• _DATA FOR THE TASK_:
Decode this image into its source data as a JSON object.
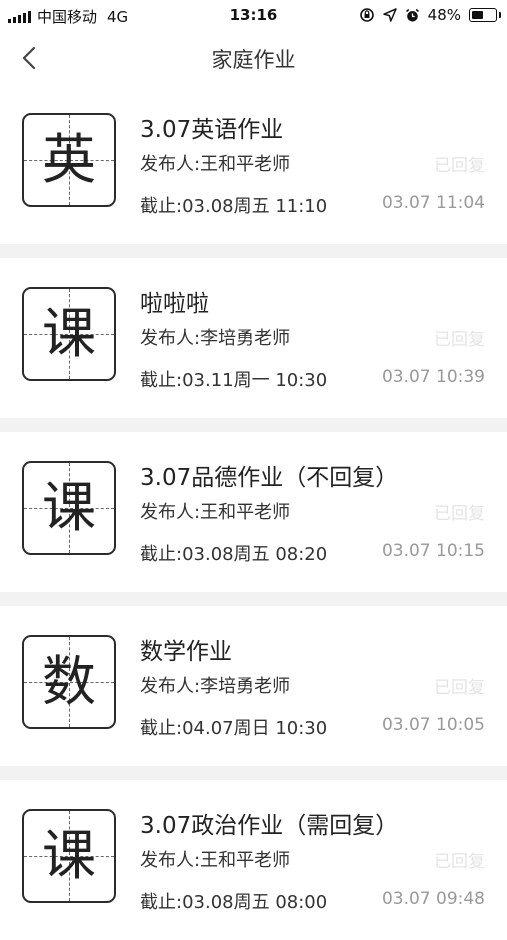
{
  "status_bar": {
    "carrier": "中国移动",
    "network": "4G",
    "time": "13:16",
    "battery": "48%"
  },
  "nav": {
    "title": "家庭作业"
  },
  "homework": [
    {
      "subject_char": "英",
      "title": "3.07英语作业",
      "publisher": "发布人:王和平老师",
      "status": "已回复",
      "deadline": "截止:03.08周五 11:10",
      "time": "03.07 11:04"
    },
    {
      "subject_char": "课",
      "title": "啦啦啦",
      "publisher": "发布人:李培勇老师",
      "status": "已回复",
      "deadline": "截止:03.11周一 10:30",
      "time": "03.07 10:39"
    },
    {
      "subject_char": "课",
      "title": "3.07品德作业（不回复）",
      "publisher": "发布人:王和平老师",
      "status": "已回复",
      "deadline": "截止:03.08周五 08:20",
      "time": "03.07 10:15"
    },
    {
      "subject_char": "数",
      "title": "数学作业",
      "publisher": "发布人:李培勇老师",
      "status": "已回复",
      "deadline": "截止:04.07周日 10:30",
      "time": "03.07 10:05"
    },
    {
      "subject_char": "课",
      "title": "3.07政治作业（需回复）",
      "publisher": "发布人:王和平老师",
      "status": "已回复",
      "deadline": "截止:03.08周五 08:00",
      "time": "03.07 09:48"
    }
  ]
}
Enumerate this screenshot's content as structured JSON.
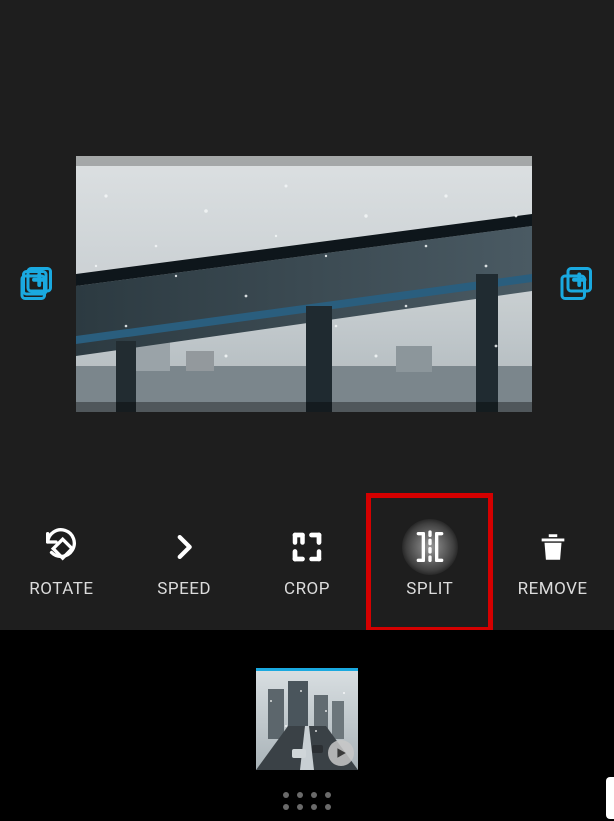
{
  "accent_color": "#1aa9e0",
  "highlight_color": "#d40000",
  "add_clip": {
    "left_label": "Add clip before",
    "right_label": "Add clip after"
  },
  "toolbar": {
    "rotate_label": "ROTATE",
    "speed_label": "SPEED",
    "crop_label": "CROP",
    "split_label": "SPLIT",
    "remove_label": "REMOVE",
    "highlighted": "split"
  },
  "timeline": {
    "clip_count": 1,
    "selected_index": 0,
    "clip_type": "video"
  }
}
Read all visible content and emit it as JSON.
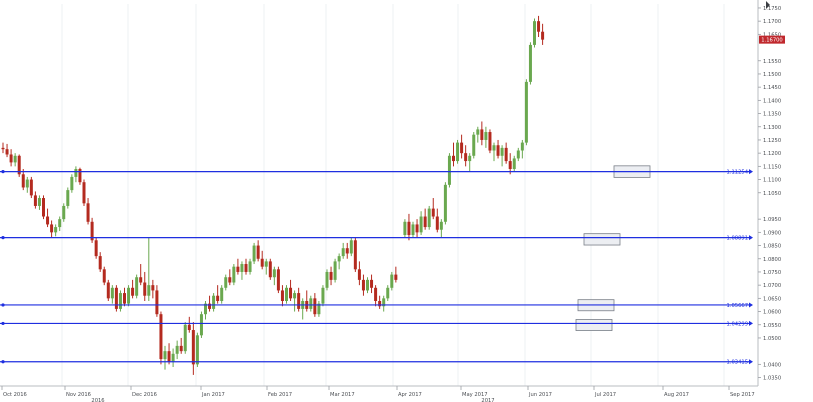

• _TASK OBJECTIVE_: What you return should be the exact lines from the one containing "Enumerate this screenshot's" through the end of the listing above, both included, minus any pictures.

• _SOLUTION FOR THIS TASK_:
Enumerate this screenshot's content as structured JSON.
{
  "accent_color": "#1aa9e0",
  "highlight_color": "#d40000",
  "add_clip": {
    "left_label": "Add clip before",
    "right_label": "Add clip after"
  },
  "toolbar": {
    "rotate_label": "ROTATE",
    "speed_label": "SPEED",
    "crop_label": "CROP",
    "split_label": "SPLIT",
    "remove_label": "REMOVE",
    "highlighted": "split"
  },
  "timeline": {
    "clip_count": 1,
    "selected_index": 0,
    "clip_type": "video"
  }
}
Read all visible content and emit it as JSON.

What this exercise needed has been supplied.